→ ASSIGNMENT
In the data below, find every line with the word "icon" and copy it out.

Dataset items
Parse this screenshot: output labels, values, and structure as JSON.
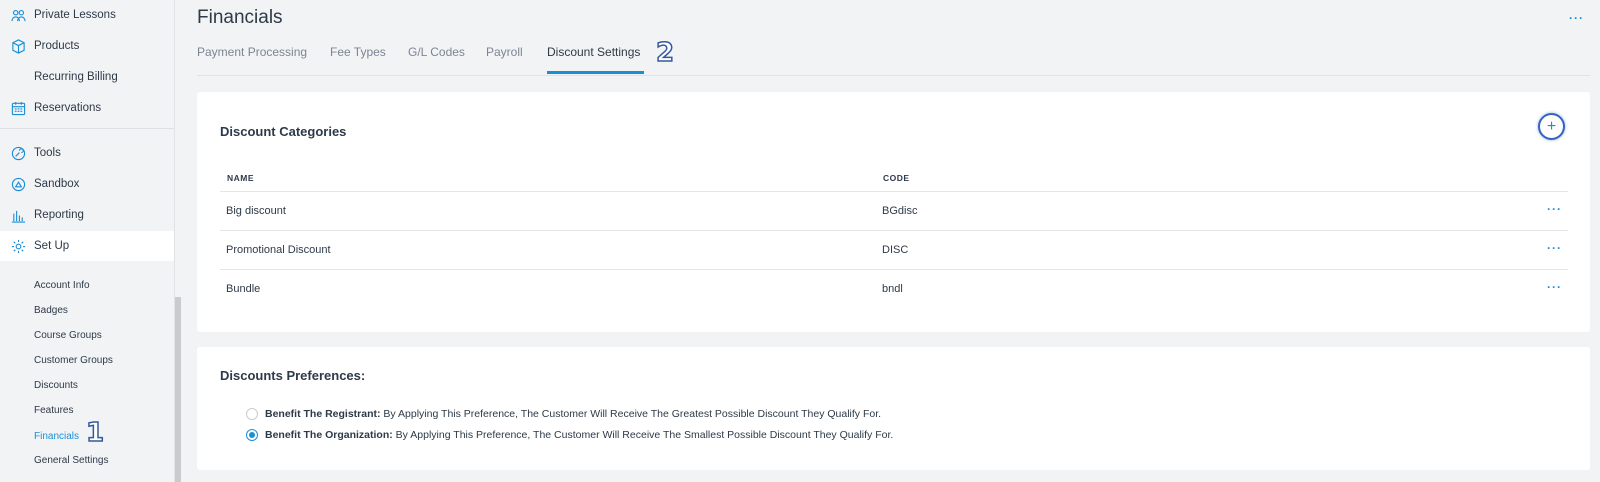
{
  "sidebar": {
    "nav": [
      {
        "label": "Private Lessons",
        "icon": "people-icon"
      },
      {
        "label": "Products",
        "icon": "box-icon"
      },
      {
        "label": "Recurring Billing",
        "icon": ""
      },
      {
        "label": "Reservations",
        "icon": "calendar-icon"
      },
      {
        "label": "Tools",
        "icon": "tools-icon"
      },
      {
        "label": "Sandbox",
        "icon": "sandbox-icon"
      },
      {
        "label": "Reporting",
        "icon": "bar-chart-icon"
      },
      {
        "label": "Set Up",
        "icon": "gear-icon"
      }
    ],
    "setup_items": [
      "Account Info",
      "Badges",
      "Course Groups",
      "Customer Groups",
      "Discounts",
      "Features",
      "Financials",
      "General Settings"
    ]
  },
  "annotations": {
    "step1": "1",
    "step2": "2"
  },
  "page": {
    "title": "Financials",
    "more": "···",
    "tabs": [
      "Payment Processing",
      "Fee Types",
      "G/L Codes",
      "Payroll",
      "Discount Settings"
    ]
  },
  "discount_categories": {
    "title": "Discount Categories",
    "add": "+",
    "columns": [
      "NAME",
      "CODE"
    ],
    "rows": [
      {
        "name": "Big discount",
        "code": "BGdisc",
        "more": "···"
      },
      {
        "name": "Promotional Discount",
        "code": "DISC",
        "more": "···"
      },
      {
        "name": "Bundle",
        "code": "bndl",
        "more": "···"
      }
    ]
  },
  "preferences": {
    "title": "Discounts Preferences:",
    "options": [
      {
        "label": "Benefit The Registrant:",
        "text": " By Applying This Preference, The Customer Will Receive The Greatest Possible Discount They Qualify For.",
        "checked": false
      },
      {
        "label": "Benefit The Organization:",
        "text": " By Applying This Preference, The Customer Will Receive The Smallest Possible Discount They Qualify For.",
        "checked": true
      }
    ]
  },
  "colors": {
    "accent": "#1a8fd6",
    "annotation": "#355a9c"
  }
}
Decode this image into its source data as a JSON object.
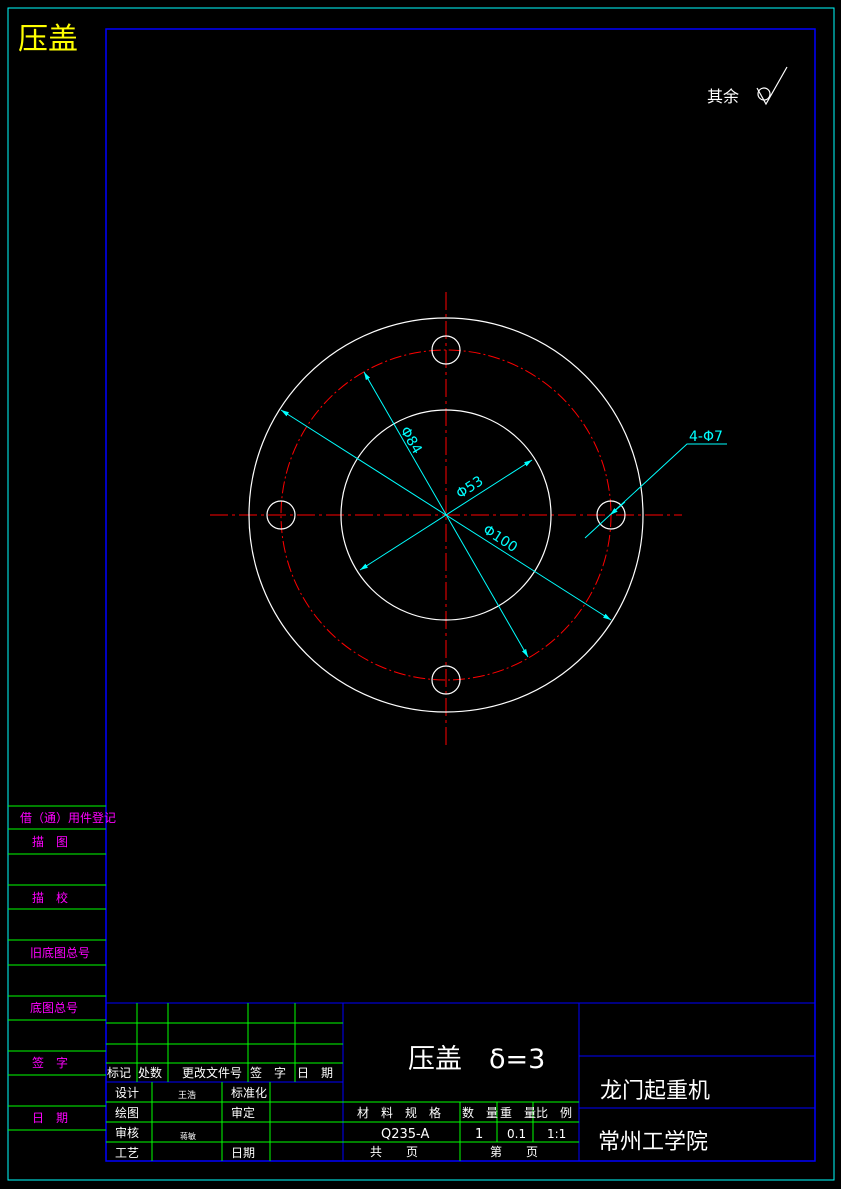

→ WRITTEN REPLY
        "icon": "people-icon"
        "icon": "box-icon"
        "icon": ""
        "icon": "calendar-icon"
        "icon": "tools-icon"
        "icon": "sandbox-icon"
        "icon": "bar-chart-icon"
        "icon": "gear-icon"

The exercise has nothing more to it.